GIVEN RECORDS »

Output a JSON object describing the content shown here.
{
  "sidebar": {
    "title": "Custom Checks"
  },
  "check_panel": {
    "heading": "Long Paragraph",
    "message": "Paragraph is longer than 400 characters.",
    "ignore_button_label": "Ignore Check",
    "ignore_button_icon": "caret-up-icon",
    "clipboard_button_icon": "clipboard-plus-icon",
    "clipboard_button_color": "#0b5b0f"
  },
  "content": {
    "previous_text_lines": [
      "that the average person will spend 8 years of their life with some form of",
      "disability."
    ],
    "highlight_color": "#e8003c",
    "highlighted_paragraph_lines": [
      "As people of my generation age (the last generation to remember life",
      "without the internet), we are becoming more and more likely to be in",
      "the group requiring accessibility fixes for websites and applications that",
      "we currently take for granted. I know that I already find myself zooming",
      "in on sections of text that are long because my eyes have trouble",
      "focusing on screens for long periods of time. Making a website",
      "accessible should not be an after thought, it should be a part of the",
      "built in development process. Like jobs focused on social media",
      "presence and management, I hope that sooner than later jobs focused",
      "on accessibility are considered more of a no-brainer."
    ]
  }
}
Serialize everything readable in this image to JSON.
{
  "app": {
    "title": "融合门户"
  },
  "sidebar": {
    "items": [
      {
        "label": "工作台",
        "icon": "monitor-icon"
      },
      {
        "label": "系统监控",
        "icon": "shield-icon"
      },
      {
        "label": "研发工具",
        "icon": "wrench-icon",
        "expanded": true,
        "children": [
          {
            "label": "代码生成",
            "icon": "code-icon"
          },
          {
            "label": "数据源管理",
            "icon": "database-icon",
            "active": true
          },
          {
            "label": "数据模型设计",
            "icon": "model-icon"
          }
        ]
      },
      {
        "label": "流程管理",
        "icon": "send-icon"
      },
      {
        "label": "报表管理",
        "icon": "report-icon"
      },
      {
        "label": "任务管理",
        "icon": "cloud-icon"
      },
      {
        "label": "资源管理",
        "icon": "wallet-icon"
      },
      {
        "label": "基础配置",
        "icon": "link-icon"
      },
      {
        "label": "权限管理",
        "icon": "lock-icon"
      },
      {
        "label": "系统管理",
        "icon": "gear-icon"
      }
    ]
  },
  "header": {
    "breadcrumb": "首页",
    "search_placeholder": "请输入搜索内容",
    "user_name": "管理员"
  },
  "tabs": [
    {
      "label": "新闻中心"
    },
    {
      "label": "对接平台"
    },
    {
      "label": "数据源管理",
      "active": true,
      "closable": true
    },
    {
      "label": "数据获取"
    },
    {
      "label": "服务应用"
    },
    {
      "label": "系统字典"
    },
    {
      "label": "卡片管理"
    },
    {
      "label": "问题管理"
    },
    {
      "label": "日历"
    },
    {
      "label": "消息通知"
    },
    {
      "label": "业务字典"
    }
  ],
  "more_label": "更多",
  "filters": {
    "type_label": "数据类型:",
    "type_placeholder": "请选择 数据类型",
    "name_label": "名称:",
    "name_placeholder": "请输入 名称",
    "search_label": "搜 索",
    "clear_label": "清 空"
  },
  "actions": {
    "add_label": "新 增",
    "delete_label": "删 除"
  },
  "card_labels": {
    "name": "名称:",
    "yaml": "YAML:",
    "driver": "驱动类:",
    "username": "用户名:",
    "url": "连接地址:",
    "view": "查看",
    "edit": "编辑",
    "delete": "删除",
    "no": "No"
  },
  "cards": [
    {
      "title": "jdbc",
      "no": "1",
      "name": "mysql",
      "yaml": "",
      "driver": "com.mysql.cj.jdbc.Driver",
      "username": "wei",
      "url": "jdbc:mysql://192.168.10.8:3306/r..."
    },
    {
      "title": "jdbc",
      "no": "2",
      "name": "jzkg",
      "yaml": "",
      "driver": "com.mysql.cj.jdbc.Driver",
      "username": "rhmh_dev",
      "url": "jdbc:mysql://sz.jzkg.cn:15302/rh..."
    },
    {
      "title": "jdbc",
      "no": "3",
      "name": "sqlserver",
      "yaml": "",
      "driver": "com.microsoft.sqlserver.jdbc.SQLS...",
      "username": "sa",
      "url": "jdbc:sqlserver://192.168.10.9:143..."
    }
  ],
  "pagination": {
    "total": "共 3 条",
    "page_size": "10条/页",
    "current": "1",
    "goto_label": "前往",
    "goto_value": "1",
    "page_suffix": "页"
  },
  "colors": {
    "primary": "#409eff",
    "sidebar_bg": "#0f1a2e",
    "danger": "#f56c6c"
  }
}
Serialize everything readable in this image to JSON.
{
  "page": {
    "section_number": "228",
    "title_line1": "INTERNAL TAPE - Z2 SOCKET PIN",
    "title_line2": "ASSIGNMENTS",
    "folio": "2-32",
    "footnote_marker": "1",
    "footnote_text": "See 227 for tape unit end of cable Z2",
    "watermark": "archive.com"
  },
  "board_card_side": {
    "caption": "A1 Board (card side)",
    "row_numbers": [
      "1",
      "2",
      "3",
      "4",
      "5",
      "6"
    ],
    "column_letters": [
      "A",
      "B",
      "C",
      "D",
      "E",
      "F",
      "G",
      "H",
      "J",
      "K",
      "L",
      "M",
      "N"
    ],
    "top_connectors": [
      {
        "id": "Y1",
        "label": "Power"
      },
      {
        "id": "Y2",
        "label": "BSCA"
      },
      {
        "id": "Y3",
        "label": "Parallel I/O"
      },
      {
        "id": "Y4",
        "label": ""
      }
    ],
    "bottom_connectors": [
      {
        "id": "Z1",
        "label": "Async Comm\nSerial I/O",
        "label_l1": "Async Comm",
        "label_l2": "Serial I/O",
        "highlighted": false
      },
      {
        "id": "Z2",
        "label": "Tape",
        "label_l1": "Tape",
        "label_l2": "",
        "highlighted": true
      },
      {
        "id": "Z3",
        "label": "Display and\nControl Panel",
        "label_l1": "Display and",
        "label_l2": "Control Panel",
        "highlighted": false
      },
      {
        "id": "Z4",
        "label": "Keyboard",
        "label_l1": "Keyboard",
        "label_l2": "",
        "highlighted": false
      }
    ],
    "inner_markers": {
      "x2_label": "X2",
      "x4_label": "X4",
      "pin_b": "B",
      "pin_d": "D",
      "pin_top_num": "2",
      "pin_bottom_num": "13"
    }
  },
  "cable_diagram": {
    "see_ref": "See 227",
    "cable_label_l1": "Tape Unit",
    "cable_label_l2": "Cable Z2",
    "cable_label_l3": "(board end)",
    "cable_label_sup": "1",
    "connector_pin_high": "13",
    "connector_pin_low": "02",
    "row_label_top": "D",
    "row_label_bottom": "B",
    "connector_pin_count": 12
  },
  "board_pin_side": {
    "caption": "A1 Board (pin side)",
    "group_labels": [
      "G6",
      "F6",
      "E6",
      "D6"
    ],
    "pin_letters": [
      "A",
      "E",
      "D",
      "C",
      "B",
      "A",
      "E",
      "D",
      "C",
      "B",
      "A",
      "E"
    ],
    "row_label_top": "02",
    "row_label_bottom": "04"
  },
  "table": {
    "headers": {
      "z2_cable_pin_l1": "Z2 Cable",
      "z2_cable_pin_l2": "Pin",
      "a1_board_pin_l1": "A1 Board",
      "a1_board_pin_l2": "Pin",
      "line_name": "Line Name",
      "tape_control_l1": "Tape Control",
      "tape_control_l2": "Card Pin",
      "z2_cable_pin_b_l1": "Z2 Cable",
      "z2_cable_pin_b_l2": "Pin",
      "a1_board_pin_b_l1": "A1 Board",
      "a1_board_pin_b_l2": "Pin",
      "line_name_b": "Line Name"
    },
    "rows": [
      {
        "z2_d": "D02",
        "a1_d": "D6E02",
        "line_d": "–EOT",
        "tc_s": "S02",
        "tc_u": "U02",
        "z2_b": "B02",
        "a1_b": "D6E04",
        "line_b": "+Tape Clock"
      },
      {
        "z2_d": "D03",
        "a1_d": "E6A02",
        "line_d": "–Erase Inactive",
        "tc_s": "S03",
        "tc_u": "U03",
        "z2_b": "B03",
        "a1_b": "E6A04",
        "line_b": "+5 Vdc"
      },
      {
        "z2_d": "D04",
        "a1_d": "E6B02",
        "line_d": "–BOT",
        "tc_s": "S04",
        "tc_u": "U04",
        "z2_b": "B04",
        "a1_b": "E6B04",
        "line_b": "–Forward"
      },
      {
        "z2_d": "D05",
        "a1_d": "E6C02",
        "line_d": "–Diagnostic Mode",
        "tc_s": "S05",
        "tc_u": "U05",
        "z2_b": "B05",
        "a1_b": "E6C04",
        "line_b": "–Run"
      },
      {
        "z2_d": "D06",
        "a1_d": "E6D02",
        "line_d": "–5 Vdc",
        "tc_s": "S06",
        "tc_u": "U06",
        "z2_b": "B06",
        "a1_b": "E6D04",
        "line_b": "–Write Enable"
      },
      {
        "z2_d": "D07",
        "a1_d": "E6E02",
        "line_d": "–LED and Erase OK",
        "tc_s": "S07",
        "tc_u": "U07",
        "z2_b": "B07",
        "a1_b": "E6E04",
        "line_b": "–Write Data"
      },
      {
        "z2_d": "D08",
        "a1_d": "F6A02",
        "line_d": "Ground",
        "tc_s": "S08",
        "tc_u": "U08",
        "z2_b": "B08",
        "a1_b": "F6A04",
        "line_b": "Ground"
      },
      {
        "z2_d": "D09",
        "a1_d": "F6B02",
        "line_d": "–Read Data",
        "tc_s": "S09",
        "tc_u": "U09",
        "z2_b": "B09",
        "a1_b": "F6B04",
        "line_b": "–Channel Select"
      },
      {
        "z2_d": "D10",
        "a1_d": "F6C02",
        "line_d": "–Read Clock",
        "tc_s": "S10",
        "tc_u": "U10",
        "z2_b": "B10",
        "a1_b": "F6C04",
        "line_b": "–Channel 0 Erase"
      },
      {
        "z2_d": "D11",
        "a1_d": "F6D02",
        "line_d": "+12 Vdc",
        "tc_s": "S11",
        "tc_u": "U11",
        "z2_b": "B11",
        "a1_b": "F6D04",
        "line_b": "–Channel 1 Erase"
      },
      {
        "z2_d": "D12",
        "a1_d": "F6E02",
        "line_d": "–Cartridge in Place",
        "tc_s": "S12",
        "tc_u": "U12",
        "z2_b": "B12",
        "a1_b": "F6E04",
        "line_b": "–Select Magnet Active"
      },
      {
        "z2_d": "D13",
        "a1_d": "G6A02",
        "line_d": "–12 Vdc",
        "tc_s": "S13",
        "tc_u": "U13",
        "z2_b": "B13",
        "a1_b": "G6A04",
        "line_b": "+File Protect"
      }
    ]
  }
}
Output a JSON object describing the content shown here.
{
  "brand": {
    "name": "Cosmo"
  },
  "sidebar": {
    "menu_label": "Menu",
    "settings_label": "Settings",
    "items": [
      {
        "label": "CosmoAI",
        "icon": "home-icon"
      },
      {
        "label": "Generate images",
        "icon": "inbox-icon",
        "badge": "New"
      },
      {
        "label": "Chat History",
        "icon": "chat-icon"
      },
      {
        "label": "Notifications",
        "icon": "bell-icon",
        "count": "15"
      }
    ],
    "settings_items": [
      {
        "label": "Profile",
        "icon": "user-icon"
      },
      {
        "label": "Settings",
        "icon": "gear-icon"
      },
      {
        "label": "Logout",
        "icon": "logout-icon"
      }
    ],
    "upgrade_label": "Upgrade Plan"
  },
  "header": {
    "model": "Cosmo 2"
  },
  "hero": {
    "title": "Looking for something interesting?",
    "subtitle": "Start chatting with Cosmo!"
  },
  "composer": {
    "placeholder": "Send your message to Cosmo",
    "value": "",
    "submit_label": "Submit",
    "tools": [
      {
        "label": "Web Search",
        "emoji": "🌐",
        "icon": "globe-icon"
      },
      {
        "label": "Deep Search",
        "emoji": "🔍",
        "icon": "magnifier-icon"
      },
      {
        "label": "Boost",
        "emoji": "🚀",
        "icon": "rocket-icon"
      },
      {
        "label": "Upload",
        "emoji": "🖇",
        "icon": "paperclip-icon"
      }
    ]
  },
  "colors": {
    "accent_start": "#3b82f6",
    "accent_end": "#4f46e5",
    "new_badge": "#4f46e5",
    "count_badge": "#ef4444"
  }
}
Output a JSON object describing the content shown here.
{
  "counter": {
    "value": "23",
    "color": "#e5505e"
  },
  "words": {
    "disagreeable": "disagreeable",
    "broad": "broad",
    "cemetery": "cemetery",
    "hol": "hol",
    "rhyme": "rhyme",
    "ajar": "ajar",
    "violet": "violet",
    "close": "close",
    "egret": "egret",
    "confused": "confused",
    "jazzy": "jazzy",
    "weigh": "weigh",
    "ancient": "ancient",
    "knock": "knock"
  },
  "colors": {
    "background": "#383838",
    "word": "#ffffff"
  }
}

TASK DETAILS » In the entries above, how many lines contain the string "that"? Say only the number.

RESULT » 5